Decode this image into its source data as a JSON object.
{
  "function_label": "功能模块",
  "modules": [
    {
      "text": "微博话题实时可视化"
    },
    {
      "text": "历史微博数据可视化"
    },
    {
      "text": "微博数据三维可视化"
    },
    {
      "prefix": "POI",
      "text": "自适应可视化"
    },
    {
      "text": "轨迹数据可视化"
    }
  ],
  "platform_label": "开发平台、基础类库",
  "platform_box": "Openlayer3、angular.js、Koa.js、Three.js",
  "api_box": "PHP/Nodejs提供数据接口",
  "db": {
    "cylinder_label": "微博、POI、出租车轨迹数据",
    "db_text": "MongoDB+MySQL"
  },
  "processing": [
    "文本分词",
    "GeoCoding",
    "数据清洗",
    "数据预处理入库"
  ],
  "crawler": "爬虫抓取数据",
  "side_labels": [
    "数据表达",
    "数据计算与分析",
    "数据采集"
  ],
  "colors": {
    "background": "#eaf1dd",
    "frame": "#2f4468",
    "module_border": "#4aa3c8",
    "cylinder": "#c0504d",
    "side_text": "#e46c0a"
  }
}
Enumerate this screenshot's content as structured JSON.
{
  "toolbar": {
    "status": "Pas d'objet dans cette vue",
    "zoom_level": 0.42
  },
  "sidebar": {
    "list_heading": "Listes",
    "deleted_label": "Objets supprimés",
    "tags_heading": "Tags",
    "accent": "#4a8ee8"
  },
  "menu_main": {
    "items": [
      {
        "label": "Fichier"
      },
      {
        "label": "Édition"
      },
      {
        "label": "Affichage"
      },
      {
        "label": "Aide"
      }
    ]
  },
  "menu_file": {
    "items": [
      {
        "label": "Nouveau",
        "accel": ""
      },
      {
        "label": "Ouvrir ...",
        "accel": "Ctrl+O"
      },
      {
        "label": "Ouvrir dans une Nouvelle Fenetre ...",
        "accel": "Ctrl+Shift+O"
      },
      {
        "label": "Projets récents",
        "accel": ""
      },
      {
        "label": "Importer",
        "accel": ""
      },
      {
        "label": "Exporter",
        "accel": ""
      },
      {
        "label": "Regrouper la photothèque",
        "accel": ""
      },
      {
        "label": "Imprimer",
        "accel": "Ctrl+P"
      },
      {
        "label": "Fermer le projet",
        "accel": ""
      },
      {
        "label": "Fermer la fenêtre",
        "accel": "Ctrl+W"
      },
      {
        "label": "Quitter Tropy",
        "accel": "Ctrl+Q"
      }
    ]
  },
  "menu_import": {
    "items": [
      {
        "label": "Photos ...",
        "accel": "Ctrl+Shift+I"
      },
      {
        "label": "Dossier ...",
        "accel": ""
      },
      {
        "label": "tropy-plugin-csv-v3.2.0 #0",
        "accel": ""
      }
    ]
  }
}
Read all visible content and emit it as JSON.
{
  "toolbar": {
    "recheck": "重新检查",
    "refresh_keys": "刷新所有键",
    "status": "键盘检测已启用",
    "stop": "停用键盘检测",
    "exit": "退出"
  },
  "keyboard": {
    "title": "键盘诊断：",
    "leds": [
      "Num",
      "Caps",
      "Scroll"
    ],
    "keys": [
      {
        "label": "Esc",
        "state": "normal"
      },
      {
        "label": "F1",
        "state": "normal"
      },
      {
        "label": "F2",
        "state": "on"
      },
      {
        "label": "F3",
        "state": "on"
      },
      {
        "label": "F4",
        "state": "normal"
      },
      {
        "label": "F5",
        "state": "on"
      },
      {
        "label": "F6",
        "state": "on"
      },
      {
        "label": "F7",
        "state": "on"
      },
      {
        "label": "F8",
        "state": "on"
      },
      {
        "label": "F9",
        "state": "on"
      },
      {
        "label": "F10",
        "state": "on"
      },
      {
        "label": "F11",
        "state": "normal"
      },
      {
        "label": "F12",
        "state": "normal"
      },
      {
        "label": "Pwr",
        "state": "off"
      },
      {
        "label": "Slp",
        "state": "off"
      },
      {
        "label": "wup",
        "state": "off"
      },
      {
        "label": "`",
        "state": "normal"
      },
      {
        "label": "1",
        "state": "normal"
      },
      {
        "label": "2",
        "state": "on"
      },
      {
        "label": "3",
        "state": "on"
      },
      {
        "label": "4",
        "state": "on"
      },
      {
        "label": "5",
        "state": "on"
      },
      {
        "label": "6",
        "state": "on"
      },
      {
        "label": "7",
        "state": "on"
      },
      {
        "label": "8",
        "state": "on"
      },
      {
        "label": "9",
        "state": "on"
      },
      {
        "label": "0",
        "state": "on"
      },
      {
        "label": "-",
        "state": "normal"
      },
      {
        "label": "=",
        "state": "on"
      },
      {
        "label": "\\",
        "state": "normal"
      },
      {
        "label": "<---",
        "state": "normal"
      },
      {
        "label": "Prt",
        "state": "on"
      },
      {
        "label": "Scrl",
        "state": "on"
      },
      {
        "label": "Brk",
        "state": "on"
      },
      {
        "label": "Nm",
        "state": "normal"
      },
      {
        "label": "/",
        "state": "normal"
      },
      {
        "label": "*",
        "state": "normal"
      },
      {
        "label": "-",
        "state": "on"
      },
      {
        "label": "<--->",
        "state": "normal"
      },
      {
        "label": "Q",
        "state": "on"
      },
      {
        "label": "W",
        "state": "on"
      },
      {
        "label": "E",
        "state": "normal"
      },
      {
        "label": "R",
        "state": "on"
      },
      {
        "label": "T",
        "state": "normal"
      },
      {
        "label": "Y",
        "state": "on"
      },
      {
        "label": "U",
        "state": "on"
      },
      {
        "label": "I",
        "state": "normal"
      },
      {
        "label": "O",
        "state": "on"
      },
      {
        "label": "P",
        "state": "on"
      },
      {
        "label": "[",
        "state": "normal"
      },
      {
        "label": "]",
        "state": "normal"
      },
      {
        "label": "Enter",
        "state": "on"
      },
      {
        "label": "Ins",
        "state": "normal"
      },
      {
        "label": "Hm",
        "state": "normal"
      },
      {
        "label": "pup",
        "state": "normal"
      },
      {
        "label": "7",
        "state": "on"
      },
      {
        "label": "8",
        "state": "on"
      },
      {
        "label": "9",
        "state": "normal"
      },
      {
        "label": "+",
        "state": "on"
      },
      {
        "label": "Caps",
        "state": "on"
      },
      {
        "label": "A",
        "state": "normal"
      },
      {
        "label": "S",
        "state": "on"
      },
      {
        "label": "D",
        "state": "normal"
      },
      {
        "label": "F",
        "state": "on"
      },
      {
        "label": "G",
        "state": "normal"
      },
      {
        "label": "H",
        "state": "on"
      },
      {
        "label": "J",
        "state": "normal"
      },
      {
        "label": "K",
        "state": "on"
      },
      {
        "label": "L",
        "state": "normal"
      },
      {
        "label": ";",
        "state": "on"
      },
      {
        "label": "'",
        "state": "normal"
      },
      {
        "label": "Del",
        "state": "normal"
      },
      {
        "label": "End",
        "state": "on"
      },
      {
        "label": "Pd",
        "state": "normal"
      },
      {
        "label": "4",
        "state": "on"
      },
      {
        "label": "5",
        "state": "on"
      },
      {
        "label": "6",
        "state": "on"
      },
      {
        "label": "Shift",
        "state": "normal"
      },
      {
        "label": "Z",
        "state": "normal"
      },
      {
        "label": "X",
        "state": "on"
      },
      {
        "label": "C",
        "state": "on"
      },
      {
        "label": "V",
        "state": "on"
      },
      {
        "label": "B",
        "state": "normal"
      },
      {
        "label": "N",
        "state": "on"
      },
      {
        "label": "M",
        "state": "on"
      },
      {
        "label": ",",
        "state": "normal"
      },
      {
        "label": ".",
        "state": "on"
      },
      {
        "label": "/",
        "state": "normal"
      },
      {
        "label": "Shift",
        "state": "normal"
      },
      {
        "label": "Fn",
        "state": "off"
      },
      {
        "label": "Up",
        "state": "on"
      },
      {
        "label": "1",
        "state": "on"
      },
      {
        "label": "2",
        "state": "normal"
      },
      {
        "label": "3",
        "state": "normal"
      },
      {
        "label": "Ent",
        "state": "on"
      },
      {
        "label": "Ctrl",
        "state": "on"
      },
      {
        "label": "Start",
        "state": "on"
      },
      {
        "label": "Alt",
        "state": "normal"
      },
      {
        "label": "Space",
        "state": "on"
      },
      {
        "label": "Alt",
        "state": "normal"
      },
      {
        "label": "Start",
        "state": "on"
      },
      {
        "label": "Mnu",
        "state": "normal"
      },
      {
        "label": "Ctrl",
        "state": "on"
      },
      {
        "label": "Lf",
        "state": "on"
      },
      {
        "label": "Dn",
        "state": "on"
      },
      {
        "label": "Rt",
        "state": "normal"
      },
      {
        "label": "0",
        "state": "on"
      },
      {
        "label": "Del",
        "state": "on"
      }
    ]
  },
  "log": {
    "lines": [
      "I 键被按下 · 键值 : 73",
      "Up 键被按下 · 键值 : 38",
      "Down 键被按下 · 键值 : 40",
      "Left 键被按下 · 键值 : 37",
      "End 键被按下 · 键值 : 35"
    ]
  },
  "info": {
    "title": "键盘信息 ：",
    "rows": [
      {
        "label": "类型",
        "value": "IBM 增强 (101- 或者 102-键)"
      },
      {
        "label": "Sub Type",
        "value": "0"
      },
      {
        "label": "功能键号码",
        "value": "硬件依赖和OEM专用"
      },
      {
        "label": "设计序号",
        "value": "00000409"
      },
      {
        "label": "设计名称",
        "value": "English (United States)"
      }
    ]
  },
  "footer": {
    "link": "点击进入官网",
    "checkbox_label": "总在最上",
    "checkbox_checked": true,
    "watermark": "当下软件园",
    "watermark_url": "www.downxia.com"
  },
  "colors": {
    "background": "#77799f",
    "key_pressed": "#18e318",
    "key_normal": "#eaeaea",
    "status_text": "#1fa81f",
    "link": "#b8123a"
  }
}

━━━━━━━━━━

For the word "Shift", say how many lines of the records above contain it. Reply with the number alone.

■ Exercise result: 4